Start of RECORDS
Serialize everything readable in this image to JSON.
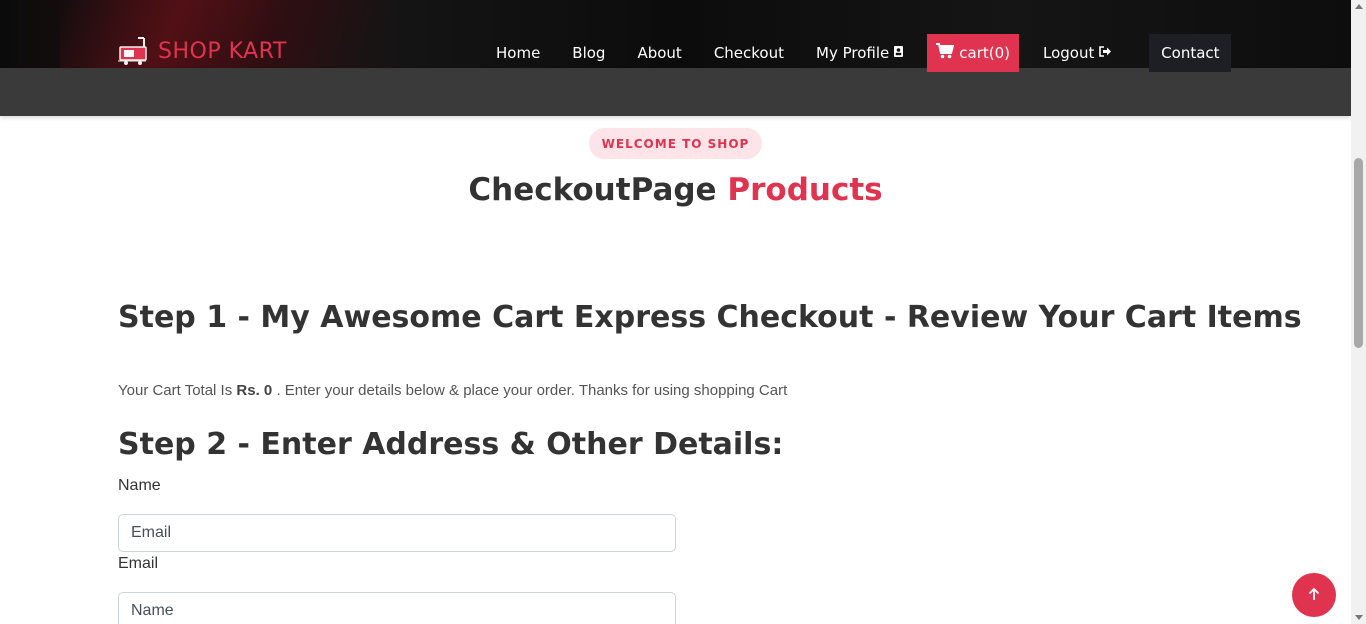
{
  "brand": {
    "name": "SHOP KART",
    "icon": "shopping-cart-logo-icon"
  },
  "nav": {
    "home": "Home",
    "blog": "Blog",
    "about": "About",
    "checkout": "Checkout",
    "profile": "My Profile",
    "profile_icon": "id-card-icon",
    "cart_label": "cart",
    "cart_count": "(0)",
    "cart_icon": "shopping-cart-icon",
    "logout": "Logout",
    "logout_icon": "sign-out-icon",
    "contact": "Contact"
  },
  "hero": {
    "badge": "WELCOME TO SHOP",
    "title_main": "CheckoutPage",
    "title_accent": "Products"
  },
  "checkout": {
    "step1_title": "Step 1 - My Awesome Cart Express Checkout - Review Your Cart Items",
    "total_prefix": "Your Cart Total Is",
    "total_value": "Rs. 0",
    "total_suffix": ". Enter your details below & place your order. Thanks for using shopping Cart",
    "step2_title": "Step 2 - Enter Address & Other Details:",
    "name_label": "Name",
    "name_placeholder": "Email",
    "email_label": "Email",
    "email_placeholder": "Name"
  },
  "colors": {
    "accent": "#e0334f",
    "header_bg": "#0d0d0d",
    "subbar_bg": "#3a3a3a",
    "contact_bg": "#1e1f24",
    "badge_bg": "#fce4e8",
    "text_dark": "#333333"
  },
  "back_to_top_icon": "arrow-up-icon"
}
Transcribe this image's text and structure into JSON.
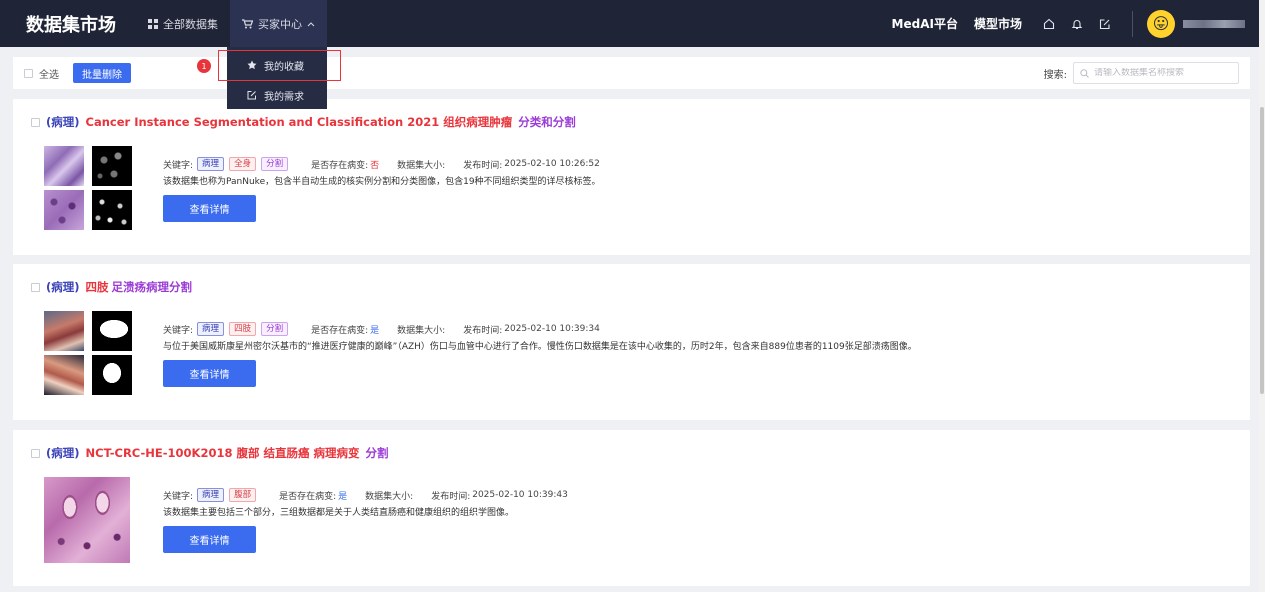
{
  "header": {
    "logo": "数据集市场",
    "nav": {
      "all": "全部数据集",
      "buyer": "买家中心"
    },
    "right_links": {
      "medai": "MedAI平台",
      "models": "模型市场"
    }
  },
  "dropdown": {
    "favorites": "我的收藏",
    "needs": "我的需求",
    "badge": "1"
  },
  "toolbar": {
    "select_all": "全选",
    "bulk_delete": "批量删除",
    "search_label": "搜索:",
    "search_placeholder": "请输入数据集名称搜索"
  },
  "labels": {
    "keywords": "关键字:",
    "lesion": "是否存在病变:",
    "size": "数据集大小:",
    "published": "发布时间:",
    "detail": "查看详情"
  },
  "datasets": [
    {
      "tag": "(病理)",
      "name": "Cancer Instance Segmentation and Classification 2021 组织病理肿瘤",
      "cats": "分类和分割",
      "keywords": [
        "病理",
        "全身",
        "分割"
      ],
      "lesion": "否",
      "published": "2025-02-10 10:26:52",
      "description": "该数据集也称为PanNuke，包含半自动生成的核实例分割和分类图像，包含19种不同组织类型的详尽核标签。"
    },
    {
      "tag": "(病理)",
      "name": "四肢",
      "cats": "足溃疡病理分割",
      "keywords": [
        "病理",
        "四肢",
        "分割"
      ],
      "lesion": "是",
      "published": "2025-02-10 10:39:34",
      "description": "与位于美国威斯康星州密尔沃基市的“推进医疗健康的巅峰”（AZH）伤口与血管中心进行了合作。慢性伤口数据集是在该中心收集的，历时2年，包含来自889位患者的1109张足部溃疡图像。"
    },
    {
      "tag": "(病理)",
      "name": "NCT-CRC-HE-100K2018 腹部 结直肠癌 病理病变",
      "cats": "分割",
      "keywords": [
        "病理",
        "腹部"
      ],
      "lesion": "是",
      "published": "2025-02-10 10:39:43",
      "description": "该数据集主要包括三个部分，三组数据都是关于人类结直肠癌和健康组织的组织学图像。"
    }
  ]
}
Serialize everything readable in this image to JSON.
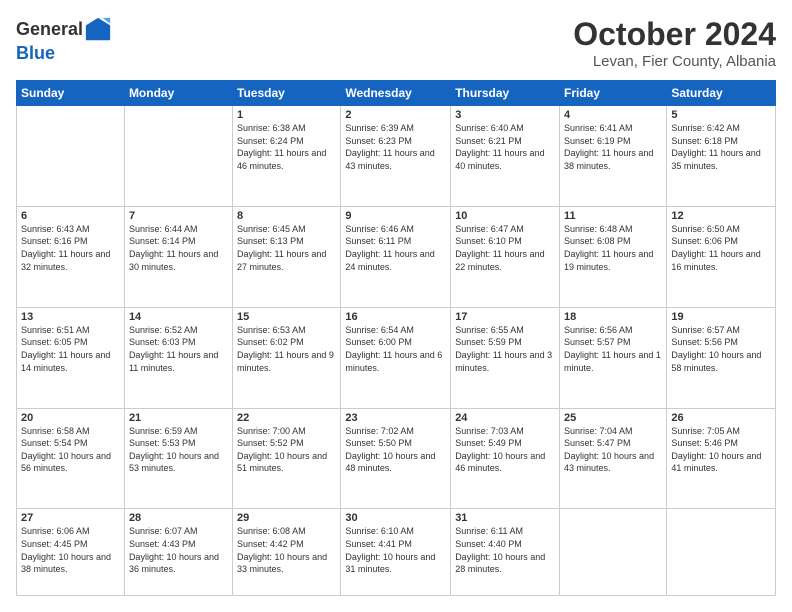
{
  "header": {
    "logo_general": "General",
    "logo_blue": "Blue",
    "month_title": "October 2024",
    "location": "Levan, Fier County, Albania"
  },
  "weekdays": [
    "Sunday",
    "Monday",
    "Tuesday",
    "Wednesday",
    "Thursday",
    "Friday",
    "Saturday"
  ],
  "weeks": [
    [
      {
        "day": "",
        "info": ""
      },
      {
        "day": "",
        "info": ""
      },
      {
        "day": "1",
        "info": "Sunrise: 6:38 AM\nSunset: 6:24 PM\nDaylight: 11 hours and 46 minutes."
      },
      {
        "day": "2",
        "info": "Sunrise: 6:39 AM\nSunset: 6:23 PM\nDaylight: 11 hours and 43 minutes."
      },
      {
        "day": "3",
        "info": "Sunrise: 6:40 AM\nSunset: 6:21 PM\nDaylight: 11 hours and 40 minutes."
      },
      {
        "day": "4",
        "info": "Sunrise: 6:41 AM\nSunset: 6:19 PM\nDaylight: 11 hours and 38 minutes."
      },
      {
        "day": "5",
        "info": "Sunrise: 6:42 AM\nSunset: 6:18 PM\nDaylight: 11 hours and 35 minutes."
      }
    ],
    [
      {
        "day": "6",
        "info": "Sunrise: 6:43 AM\nSunset: 6:16 PM\nDaylight: 11 hours and 32 minutes."
      },
      {
        "day": "7",
        "info": "Sunrise: 6:44 AM\nSunset: 6:14 PM\nDaylight: 11 hours and 30 minutes."
      },
      {
        "day": "8",
        "info": "Sunrise: 6:45 AM\nSunset: 6:13 PM\nDaylight: 11 hours and 27 minutes."
      },
      {
        "day": "9",
        "info": "Sunrise: 6:46 AM\nSunset: 6:11 PM\nDaylight: 11 hours and 24 minutes."
      },
      {
        "day": "10",
        "info": "Sunrise: 6:47 AM\nSunset: 6:10 PM\nDaylight: 11 hours and 22 minutes."
      },
      {
        "day": "11",
        "info": "Sunrise: 6:48 AM\nSunset: 6:08 PM\nDaylight: 11 hours and 19 minutes."
      },
      {
        "day": "12",
        "info": "Sunrise: 6:50 AM\nSunset: 6:06 PM\nDaylight: 11 hours and 16 minutes."
      }
    ],
    [
      {
        "day": "13",
        "info": "Sunrise: 6:51 AM\nSunset: 6:05 PM\nDaylight: 11 hours and 14 minutes."
      },
      {
        "day": "14",
        "info": "Sunrise: 6:52 AM\nSunset: 6:03 PM\nDaylight: 11 hours and 11 minutes."
      },
      {
        "day": "15",
        "info": "Sunrise: 6:53 AM\nSunset: 6:02 PM\nDaylight: 11 hours and 9 minutes."
      },
      {
        "day": "16",
        "info": "Sunrise: 6:54 AM\nSunset: 6:00 PM\nDaylight: 11 hours and 6 minutes."
      },
      {
        "day": "17",
        "info": "Sunrise: 6:55 AM\nSunset: 5:59 PM\nDaylight: 11 hours and 3 minutes."
      },
      {
        "day": "18",
        "info": "Sunrise: 6:56 AM\nSunset: 5:57 PM\nDaylight: 11 hours and 1 minute."
      },
      {
        "day": "19",
        "info": "Sunrise: 6:57 AM\nSunset: 5:56 PM\nDaylight: 10 hours and 58 minutes."
      }
    ],
    [
      {
        "day": "20",
        "info": "Sunrise: 6:58 AM\nSunset: 5:54 PM\nDaylight: 10 hours and 56 minutes."
      },
      {
        "day": "21",
        "info": "Sunrise: 6:59 AM\nSunset: 5:53 PM\nDaylight: 10 hours and 53 minutes."
      },
      {
        "day": "22",
        "info": "Sunrise: 7:00 AM\nSunset: 5:52 PM\nDaylight: 10 hours and 51 minutes."
      },
      {
        "day": "23",
        "info": "Sunrise: 7:02 AM\nSunset: 5:50 PM\nDaylight: 10 hours and 48 minutes."
      },
      {
        "day": "24",
        "info": "Sunrise: 7:03 AM\nSunset: 5:49 PM\nDaylight: 10 hours and 46 minutes."
      },
      {
        "day": "25",
        "info": "Sunrise: 7:04 AM\nSunset: 5:47 PM\nDaylight: 10 hours and 43 minutes."
      },
      {
        "day": "26",
        "info": "Sunrise: 7:05 AM\nSunset: 5:46 PM\nDaylight: 10 hours and 41 minutes."
      }
    ],
    [
      {
        "day": "27",
        "info": "Sunrise: 6:06 AM\nSunset: 4:45 PM\nDaylight: 10 hours and 38 minutes."
      },
      {
        "day": "28",
        "info": "Sunrise: 6:07 AM\nSunset: 4:43 PM\nDaylight: 10 hours and 36 minutes."
      },
      {
        "day": "29",
        "info": "Sunrise: 6:08 AM\nSunset: 4:42 PM\nDaylight: 10 hours and 33 minutes."
      },
      {
        "day": "30",
        "info": "Sunrise: 6:10 AM\nSunset: 4:41 PM\nDaylight: 10 hours and 31 minutes."
      },
      {
        "day": "31",
        "info": "Sunrise: 6:11 AM\nSunset: 4:40 PM\nDaylight: 10 hours and 28 minutes."
      },
      {
        "day": "",
        "info": ""
      },
      {
        "day": "",
        "info": ""
      }
    ]
  ]
}
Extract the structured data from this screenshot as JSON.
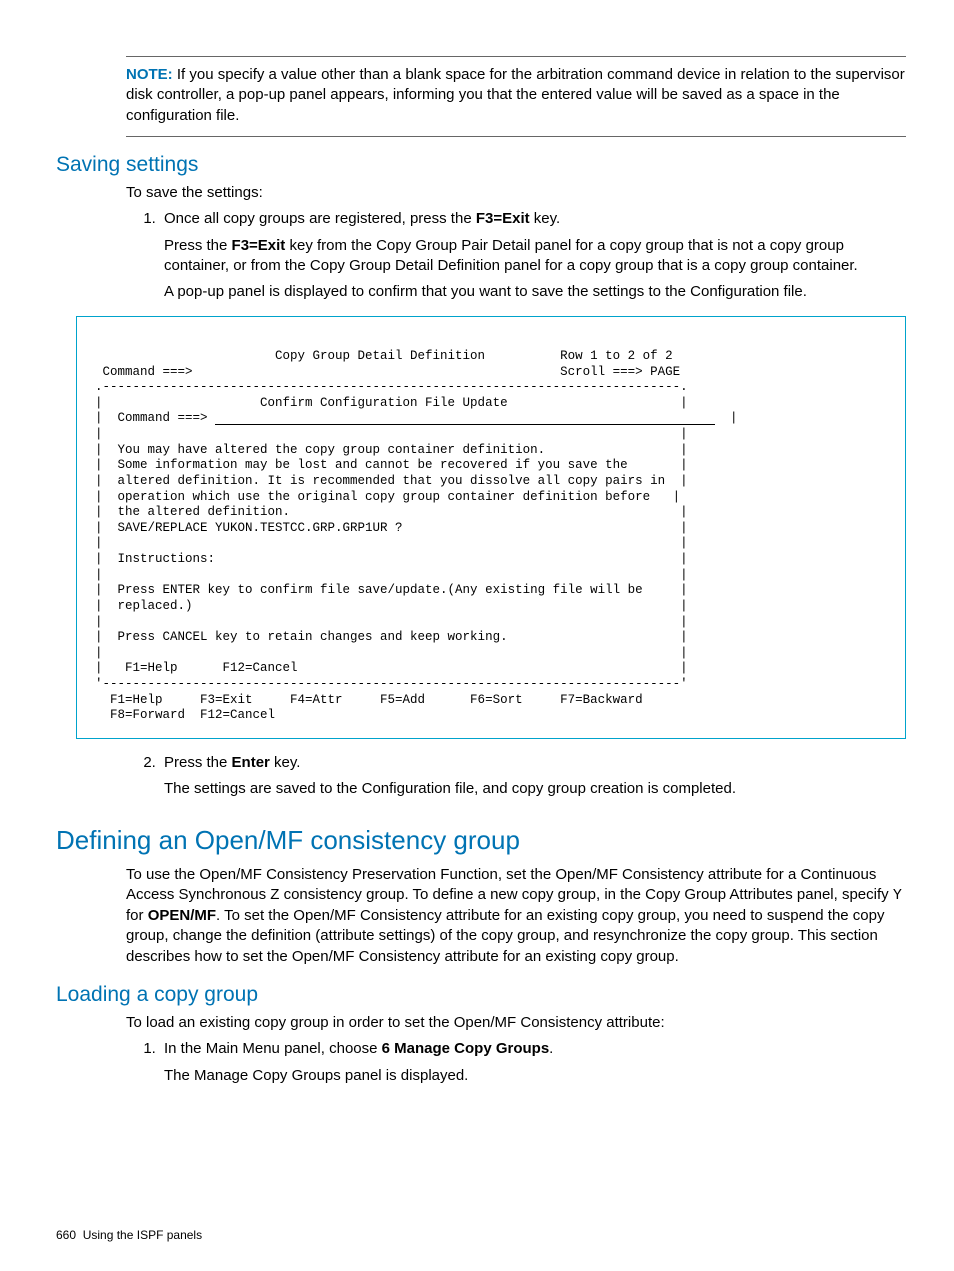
{
  "note": {
    "label": "NOTE:",
    "text": "If you specify a value other than a blank space for the arbitration command device in relation to the supervisor disk controller, a pop-up panel appears, informing you that the entered value will be saved as a space in the configuration file."
  },
  "saving": {
    "heading": "Saving settings",
    "intro": "To save the settings:",
    "step1_pre": "Once all copy groups are registered, press the ",
    "step1_key": "F3=Exit",
    "step1_post": " key.",
    "step1_sub1_pre": "Press the ",
    "step1_sub1_key": "F3=Exit",
    "step1_sub1_post": " key from the Copy Group Pair Detail panel for a copy group that is not a copy group container, or from the Copy Group Detail Definition panel for a copy group that is a copy group container.",
    "step1_sub2": "A pop-up panel is displayed to confirm that you want to save the settings to the Configuration file.",
    "step2_pre": "Press the ",
    "step2_key": "Enter",
    "step2_post": " key.",
    "step2_sub": "The settings are saved to the Configuration file, and copy group creation is completed."
  },
  "terminal": {
    "title_line": "                        Copy Group Detail Definition          Row 1 to 2 of 2",
    "cmd_line": " Command ===>                                                 Scroll ===> PAGE",
    "top_border": ".-----------------------------------------------------------------------------.",
    "popup_title": "|                     Confirm Configuration File Update                       |",
    "popup_cmd": "|  Command ===> ",
    "blank": "|                                                                             |",
    "l1": "|  You may have altered the copy group container definition.                  |",
    "l2": "|  Some information may be lost and cannot be recovered if you save the       |",
    "l3": "|  altered definition. It is recommended that you dissolve all copy pairs in  |",
    "l4": "|  operation which use the original copy group container definition before   |",
    "l5": "|  the altered definition.                                                    |",
    "l6": "|  SAVE/REPLACE YUKON.TESTCC.GRP.GRP1UR ?                                     |",
    "l7": "|  Instructions:                                                              |",
    "l8": "|  Press ENTER key to confirm file save/update.(Any existing file will be     |",
    "l9": "|  replaced.)                                                                 |",
    "l10": "|  Press CANCEL key to retain changes and keep working.                       |",
    "l11": "|   F1=Help      F12=Cancel                                                   |",
    "bot_border": "'-----------------------------------------------------------------------------'",
    "fkeys1": "  F1=Help     F3=Exit     F4=Attr     F5=Add      F6=Sort     F7=Backward",
    "fkeys2": "  F8=Forward  F12=Cancel"
  },
  "defining": {
    "heading": "Defining an Open/MF consistency group",
    "p1_pre": "To use the Open/MF Consistency Preservation Function, set the Open/MF Consistency attribute for a Continuous Access Synchronous Z consistency group. To define a new copy group, in the Copy Group Attributes panel, specify ",
    "y": "Y",
    "p1_mid": " for ",
    "openmf": "OPEN/MF",
    "p1_post": ". To set the Open/MF Consistency attribute for an existing copy group, you need to suspend the copy group, change the definition (attribute settings) of the copy group, and resynchronize the copy group. This section describes how to set the Open/MF Consistency attribute for an existing copy group."
  },
  "loading": {
    "heading": "Loading a copy group",
    "intro": "To load an existing copy group in order to set the Open/MF Consistency attribute:",
    "step1_pre": "In the Main Menu panel, choose ",
    "step1_bold": "6 Manage Copy Groups",
    "step1_post": ".",
    "step1_sub": "The Manage Copy Groups panel is displayed."
  },
  "footer": {
    "page": "660",
    "title": "Using the ISPF panels"
  }
}
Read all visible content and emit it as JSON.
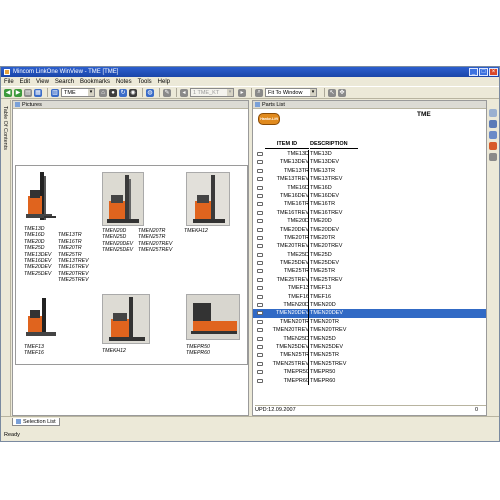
{
  "window": {
    "title": "Mincom LinkOne WinView - TME [TME]"
  },
  "menu": [
    "File",
    "Edit",
    "View",
    "Search",
    "Bookmarks",
    "Notes",
    "Tools",
    "Help"
  ],
  "toolbar": {
    "book_combo": "TME",
    "page_combo": "1 TME_KT",
    "zoom_combo": "Fit To Window"
  },
  "left_tab": {
    "label": "Table Of Contents"
  },
  "pictures": {
    "title": "Pictures",
    "thumbnails": [
      {
        "captions": [
          "TME13D",
          "TME16D",
          "TME20D",
          "TME25D",
          "TME13DEV",
          "TME16DEV",
          "TME20DEV",
          "TME25DEV"
        ],
        "captions2": [
          "TME13TR",
          "TME16TR",
          "TME20TR",
          "TME25TR",
          "TME13TREV",
          "TME16TREV",
          "TME20TREV",
          "TME25TREV"
        ]
      },
      {
        "captions": [
          "TMEN20D",
          "TMEN25D",
          "TMEN20DEV",
          "TMEN25DEV"
        ],
        "captions2": [
          "TMEN20TR",
          "TMEN25TR",
          "TMEN20TREV",
          "TMEN25TREV"
        ]
      },
      {
        "captions": [
          "TMEKH12"
        ]
      },
      {
        "captions": [
          "TMEF13",
          "TMEF16"
        ]
      },
      {
        "captions": [
          "TMEKH12"
        ]
      },
      {
        "captions": [
          "TMEPR50",
          "TMEPR60"
        ]
      }
    ]
  },
  "parts": {
    "title": "Parts List",
    "brand_logo": "Hanke-Lift",
    "heading": "TME",
    "col_item_id": "ITEM ID",
    "col_description": "DESCRIPTION",
    "rows": [
      [
        "TME13D",
        "TME13D"
      ],
      [
        "TME13DEV",
        "TME13DEV"
      ],
      [
        "TME13TR",
        "TME13TR"
      ],
      [
        "TME13TREV",
        "TME13TREV"
      ],
      [
        "TME16D",
        "TME16D"
      ],
      [
        "TME16DEV",
        "TME16DEV"
      ],
      [
        "TME16TR",
        "TME16TR"
      ],
      [
        "TME16TREV",
        "TME16TREV"
      ],
      [
        "TME20D",
        "TME20D"
      ],
      [
        "TME20DEV",
        "TME20DEV"
      ],
      [
        "TME20TR",
        "TME20TR"
      ],
      [
        "TME20TREV",
        "TME20TREV"
      ],
      [
        "TME25D",
        "TME25D"
      ],
      [
        "TME25DEV",
        "TME25DEV"
      ],
      [
        "TME25TR",
        "TME25TR"
      ],
      [
        "TME25TREV",
        "TME25TREV"
      ],
      [
        "TMEF13",
        "TMEF13"
      ],
      [
        "TMEF16",
        "TMEF16"
      ],
      [
        "TMEN20D",
        "TMEN20D"
      ],
      [
        "TMEN20DEV",
        "TMEN20DEV"
      ],
      [
        "TMEN20TR",
        "TMEN20TR"
      ],
      [
        "TMEN20TREV",
        "TMEN20TREV"
      ],
      [
        "TMEN25D",
        "TMEN25D"
      ],
      [
        "TMEN25DEV",
        "TMEN25DEV"
      ],
      [
        "TMEN25TR",
        "TMEN25TR"
      ],
      [
        "TMEN25TREV",
        "TMEN25TREV"
      ],
      [
        "TMEPR50",
        "TMEPR50"
      ],
      [
        "TMEPR60",
        "TMEPR60"
      ]
    ],
    "selected_index": 19,
    "footer_update": "UPD:12.09.2007",
    "footer_count": "0"
  },
  "bottom_tab": {
    "label": "Selection List"
  },
  "status": {
    "text": "Ready"
  },
  "colors": {
    "selection": "#316ac5",
    "machine_orange": "#e0641e",
    "titlebar": "#2c5fcf"
  }
}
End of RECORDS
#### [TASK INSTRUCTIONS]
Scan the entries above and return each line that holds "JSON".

#### [ANSWER SPACE]
Serialize everything readable in this image to JSON.
Transcribe this image's text and structure into JSON.
Serialize everything readable in this image to JSON.
Extract the structured data from this screenshot as JSON.
Read all visible content and emit it as JSON.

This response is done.